And while the award-winning TV show Peaky Blinders was inspired by the all-male Brummagem Boys gang from the same period, the Forty Thieves make some of even their escapades seem tame by comparison. Countless films and column inches are dedicated to Britain's underworld being ruled by male crime bosses including the Krays and the Richardson gangs of the 1960s, but all the while, The Forty Thieves were carving their own path, going against all the social norms for women at the time.

The gangster "Mad" Frankie Fraser, whose sister Eva was a leading light in the gang, said that being a hoister was, "the only sensible choice for a girl in South London, because during the war, they could earn around a hundred pounds a week, out-earning most blokes ten to one". His own criminal tendencies were spotted as a boy by Alice Diamond, who once praised him for stealing an entire cigarette machine from a hotel and helped him sell its contents.

The Krays held Eva Fraser in high regard because of her role in the gang and during the 1940s and 1950s, and the Soho gang boss Billy Hill – brother of the fiery Maggie Hughes – was careful not to encroach too much on their territory because he respected their right to earn their own money, free from male interference.

The exploits of the Forty Thieves inspired my book Queen of Thieves, the first in a planned trilogy about the strong and subversive women.

Meeting descendants of some of the original gang, which had its heyday from the 1920s to the 1950s, I was struck by how their shoplifting skills had been passed on through generations of families. Being a "hoister" offered a lucrative alternative to low-paid factory work and was seen as a good career choice for women who were prepared to risk a spell in the grim confines of Holloway Prison.

Petite shoplifter Bertha Tappenden stood just over 5ft 2ins tall, but was convicted of inflicting grievous bodily harm on a man in Lambeth, after kicking down his front door and attacking him with razors and knives, to settle a score, aided by Alice Diamond and another gang girl, Gertrude Scully. Many of the Forty Thieves were noted for their beauty as well as their shoplifting skills, such as Madeline Partridge and her sister Laura, whose mother was often used by Alice Diamond to sell stolen goods. But they were never afraid to use razors on those who crossed them.

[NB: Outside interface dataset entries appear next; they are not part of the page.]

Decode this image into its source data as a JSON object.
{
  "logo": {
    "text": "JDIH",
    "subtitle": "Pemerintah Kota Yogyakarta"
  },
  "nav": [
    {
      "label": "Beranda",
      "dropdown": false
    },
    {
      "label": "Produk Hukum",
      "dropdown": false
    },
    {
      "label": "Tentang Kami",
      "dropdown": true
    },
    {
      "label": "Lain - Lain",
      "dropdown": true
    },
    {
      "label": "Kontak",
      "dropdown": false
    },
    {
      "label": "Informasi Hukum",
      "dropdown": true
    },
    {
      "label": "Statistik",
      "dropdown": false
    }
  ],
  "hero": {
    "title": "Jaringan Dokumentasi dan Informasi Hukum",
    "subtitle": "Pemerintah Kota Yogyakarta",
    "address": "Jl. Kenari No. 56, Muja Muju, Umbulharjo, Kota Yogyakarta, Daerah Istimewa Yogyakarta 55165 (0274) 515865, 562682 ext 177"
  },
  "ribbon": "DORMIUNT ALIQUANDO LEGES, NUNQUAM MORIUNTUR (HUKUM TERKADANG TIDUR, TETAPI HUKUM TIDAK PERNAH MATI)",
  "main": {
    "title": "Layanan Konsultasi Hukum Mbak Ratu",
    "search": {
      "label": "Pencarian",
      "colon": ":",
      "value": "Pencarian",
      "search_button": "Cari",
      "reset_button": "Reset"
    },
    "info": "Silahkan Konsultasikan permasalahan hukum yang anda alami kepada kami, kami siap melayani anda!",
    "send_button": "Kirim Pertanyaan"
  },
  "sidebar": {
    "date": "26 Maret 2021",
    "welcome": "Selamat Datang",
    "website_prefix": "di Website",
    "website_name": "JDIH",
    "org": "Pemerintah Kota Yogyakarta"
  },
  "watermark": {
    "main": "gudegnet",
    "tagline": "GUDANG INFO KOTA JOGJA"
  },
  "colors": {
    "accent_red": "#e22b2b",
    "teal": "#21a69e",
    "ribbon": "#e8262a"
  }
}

One woman, who was taught how to steal in the 1970s by her gran, a former member of the Forty Thieves, said: "They always dressed like film stars when they went out and many of them enjoyed going up to the West End for dinner and parties using the money they had earned. It gave them a life they could never have afforded. I don't think they felt bad about it. They enjoyed buying nice things with the money and putting on the posh. There was also kind of respect for them locally because people could get a nice dress or a pair of stockings cheaply."

Queen of Thieves by Beezy Marsh is published by Orion Books, £8.99

Beezy Marsh

Beezy Marsh

Author and journalist Beezy Marsh grew up in Hartlepool. She returned to the region after university, spending many years working for the D&S Times' sister paper The Northern Echo in its head office in Darlington as well as covering district offices, including Bishop Auckland, Barnard Castle, Teesside, Durham, Chester-le-Street and Northallerton. Many of her close friends and family still live in the North East and, although she now lives down south, she considers herself a Northerner at heart.